South Sudan has adopted Kenya’s insurance regulatory system to grow the industry in Africa’s youngest state.
And the man tasked with the job of overseeing the shift said that after studying the local system, what remains is its implementation — a task he contents will be a tall order for his country.
“I was given the autonomous authority to search for a commendable supervisory board, and the Kenyan model has impressed me. I will submit the recommendations to the government for adoption,” said managing director of South Sudan Insurance and Re-Insurance Company Daniel Kier.
He noted his country will implement the model starting with the crucial segments.
“It must have taken years for IRA to reach where it is today. It has an efficient model which can guide our insurance industry if adopted. We will use some of those regulations before adopting the full system,” said the managing director in an interview with Smart Company.
After South Sudan gained independence in July last year Mr Kier, who lectures at Australia’s Monarch University, was recalled by his government to restructure the insurance business.
Following separation, major state institutions also took the same route. Sheikhan Insurance and Re-Insurance were some of those that were equally distributed to the two nations.
“It was a bold move but the government did not want to associate itself with the Sheikhan again,” he said.
Mr Kier felt that it was against trade principles when the government’s parastatal was also the licenser to its competitors. “I advised the government to come up with a supervisory board, an autonomous one that would regulate all insurance activities in the country,” said Mr Kier.
This saw the birth of SSIR.
In Kenya, Mr Kier signed a pact with the College of Insurance where students who are aspiring to join the regulatory authority will undergo training. They will undertake practical courses in Kenya Re-Insurance, Africa Re-Insurance and Zep Re-Insurance where they are expected to gain basic skills in underwriting.
Mr Kier expressed optimism in his country’s insurance sector noting that challenges of language, base capital and technical expertise would be tackled if the partnership between the two countries bears fruit.
Major insurance companies in the region are eyeing the country with intentions of opening up shop. UAP, New Sudan, Sheikhan, National and Savannah Insurances are some of the firms that have already set foot in South Sudan.
In May this year, South Sudan joined the African Trade Insurance (ATI), a continental agency that offers investment and political risks underwriting to its nine member states.
Having served as a boy soldier in his teenage years, experiencing the war that maimed his relatives and friends, Mr Kier was rescued from a refugee camp and adopted by a family in Australia.
It was in his adopted country that he received its citizenship and four degrees in business, marketing and risk management areas.
In 1976, he returned home and set up Regional Insurance Company in Juba which was later shut down due to poor performance.
Disappointed, he returned to England and Australia respectively, where he took professional studies in insurance while working as a consultant.
He furthered his degrees to two, and three masters.
He came back in 2000 and was employed at the state’s Sheikhan Insurance and Re-Insurance where he worked for 12 years, ascending to the position of deputy managing director.
“It was hard for a person from the South to climb to that position. It was my expertise and credibility that made me rise quickly,” he said.

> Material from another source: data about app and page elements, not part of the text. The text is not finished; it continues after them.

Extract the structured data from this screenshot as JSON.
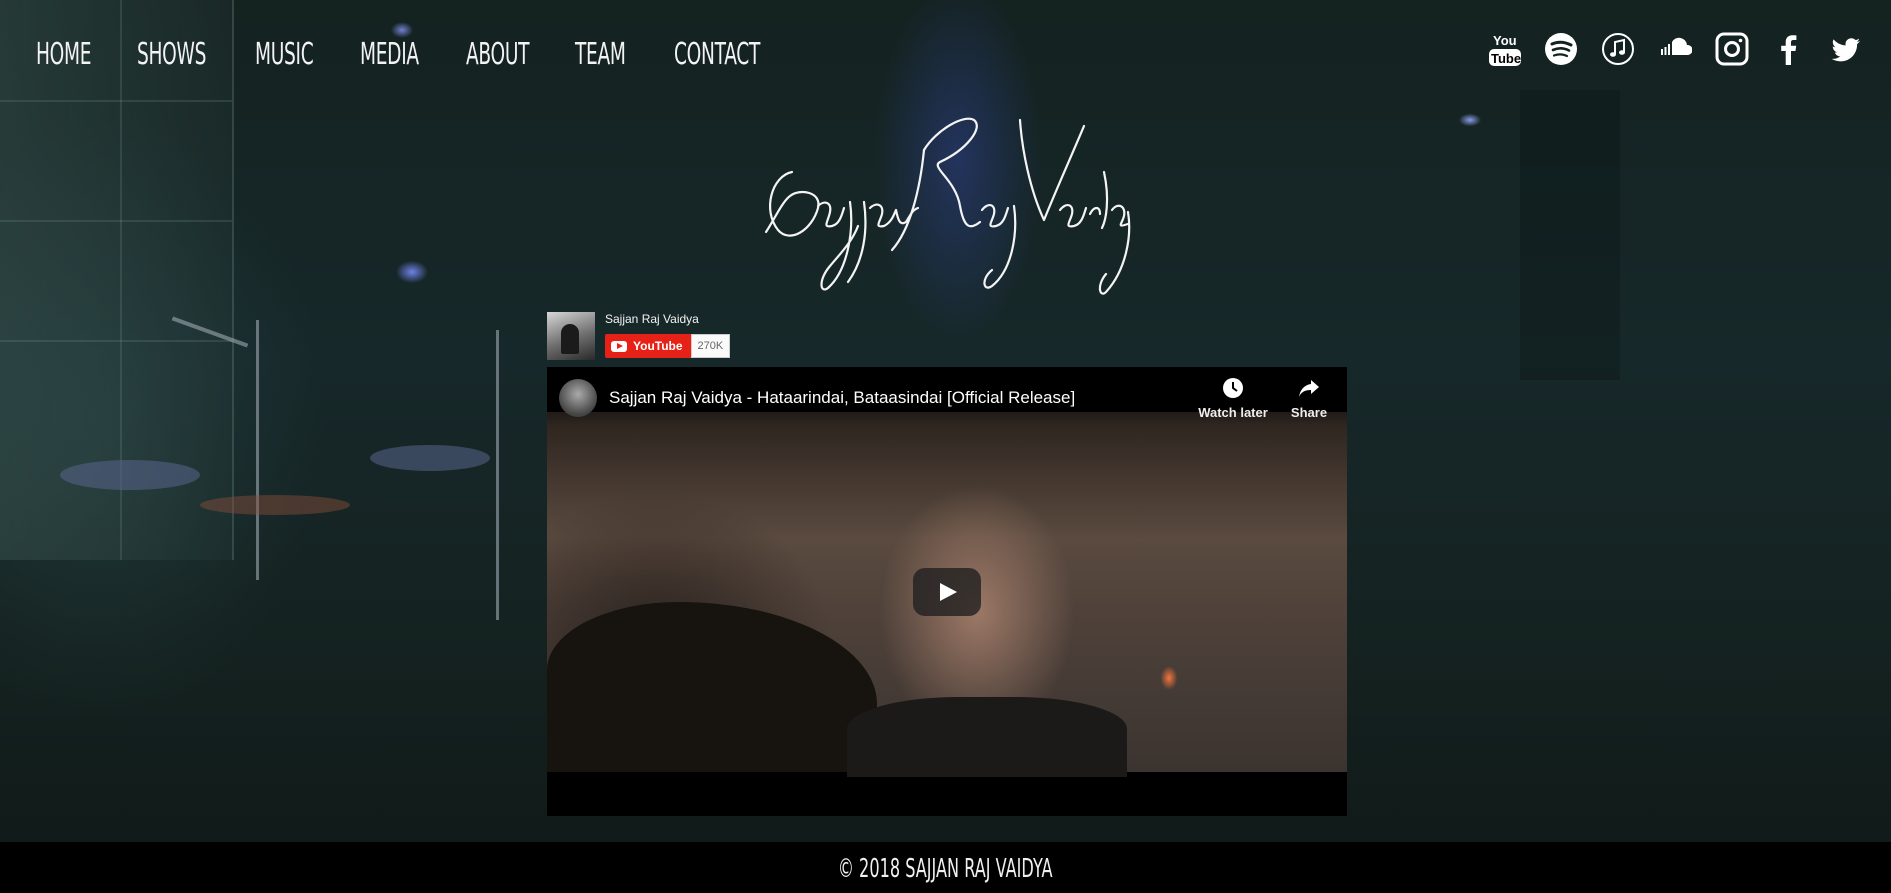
{
  "nav": {
    "items": [
      {
        "label": "HOME"
      },
      {
        "label": "SHOWS"
      },
      {
        "label": "MUSIC"
      },
      {
        "label": "MEDIA"
      },
      {
        "label": "ABOUT"
      },
      {
        "label": "TEAM"
      },
      {
        "label": "CONTACT"
      }
    ]
  },
  "social": {
    "icons": [
      "youtube-icon",
      "spotify-icon",
      "itunes-icon",
      "soundcloud-icon",
      "instagram-icon",
      "facebook-icon",
      "twitter-icon"
    ],
    "youtube_logo_text": "You Tube"
  },
  "signature_text": "Sajjan Raj Vaidya",
  "channel": {
    "name": "Sajjan Raj Vaidya",
    "subscribe_label": "YouTube",
    "subscriber_count": "270K"
  },
  "video": {
    "title": "Sajjan Raj Vaidya - Hataarindai, Bataasindai [Official Release]",
    "watch_later_label": "Watch later",
    "share_label": "Share"
  },
  "footer": {
    "copyright": "© 2018 SAJJAN RAJ VAIDYA"
  },
  "colors": {
    "background": "#142220",
    "nav_text": "#f3f3f3",
    "youtube_red": "#e62117",
    "footer_bg": "#000000"
  }
}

After the secession mood started to engulf the country, he went back to Australia where he continued with his consultancy business.

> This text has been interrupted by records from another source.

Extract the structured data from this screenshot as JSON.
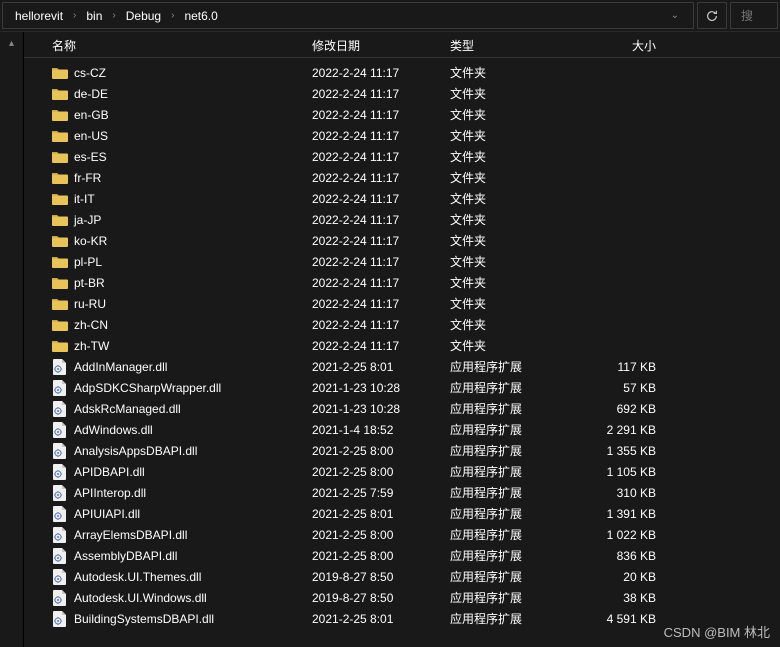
{
  "breadcrumb": [
    "hellorevit",
    "bin",
    "Debug",
    "net6.0"
  ],
  "search": {
    "placeholder": "搜"
  },
  "columns": {
    "name": "名称",
    "date": "修改日期",
    "type": "类型",
    "size": "大小"
  },
  "typeFolder": "文件夹",
  "typeDll": "应用程序扩展",
  "folders": [
    {
      "name": "cs-CZ",
      "date": "2022-2-24 11:17"
    },
    {
      "name": "de-DE",
      "date": "2022-2-24 11:17"
    },
    {
      "name": "en-GB",
      "date": "2022-2-24 11:17"
    },
    {
      "name": "en-US",
      "date": "2022-2-24 11:17"
    },
    {
      "name": "es-ES",
      "date": "2022-2-24 11:17"
    },
    {
      "name": "fr-FR",
      "date": "2022-2-24 11:17"
    },
    {
      "name": "it-IT",
      "date": "2022-2-24 11:17"
    },
    {
      "name": "ja-JP",
      "date": "2022-2-24 11:17"
    },
    {
      "name": "ko-KR",
      "date": "2022-2-24 11:17"
    },
    {
      "name": "pl-PL",
      "date": "2022-2-24 11:17"
    },
    {
      "name": "pt-BR",
      "date": "2022-2-24 11:17"
    },
    {
      "name": "ru-RU",
      "date": "2022-2-24 11:17"
    },
    {
      "name": "zh-CN",
      "date": "2022-2-24 11:17"
    },
    {
      "name": "zh-TW",
      "date": "2022-2-24 11:17"
    }
  ],
  "files": [
    {
      "name": "AddInManager.dll",
      "date": "2021-2-25 8:01",
      "size": "117 KB"
    },
    {
      "name": "AdpSDKCSharpWrapper.dll",
      "date": "2021-1-23 10:28",
      "size": "57 KB"
    },
    {
      "name": "AdskRcManaged.dll",
      "date": "2021-1-23 10:28",
      "size": "692 KB"
    },
    {
      "name": "AdWindows.dll",
      "date": "2021-1-4 18:52",
      "size": "2 291 KB"
    },
    {
      "name": "AnalysisAppsDBAPI.dll",
      "date": "2021-2-25 8:00",
      "size": "1 355 KB"
    },
    {
      "name": "APIDBAPI.dll",
      "date": "2021-2-25 8:00",
      "size": "1 105 KB"
    },
    {
      "name": "APIInterop.dll",
      "date": "2021-2-25 7:59",
      "size": "310 KB"
    },
    {
      "name": "APIUIAPI.dll",
      "date": "2021-2-25 8:01",
      "size": "1 391 KB"
    },
    {
      "name": "ArrayElemsDBAPI.dll",
      "date": "2021-2-25 8:00",
      "size": "1 022 KB"
    },
    {
      "name": "AssemblyDBAPI.dll",
      "date": "2021-2-25 8:00",
      "size": "836 KB"
    },
    {
      "name": "Autodesk.UI.Themes.dll",
      "date": "2019-8-27 8:50",
      "size": "20 KB"
    },
    {
      "name": "Autodesk.UI.Windows.dll",
      "date": "2019-8-27 8:50",
      "size": "38 KB"
    },
    {
      "name": "BuildingSystemsDBAPI.dll",
      "date": "2021-2-25 8:01",
      "size": "4 591 KB"
    }
  ],
  "watermark": "CSDN @BIM 林北"
}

When the regulatory authority eventually rolls out, Mr Kier said, he will return to Australia where his family resides and continue with his careers; lecturing and consultancy.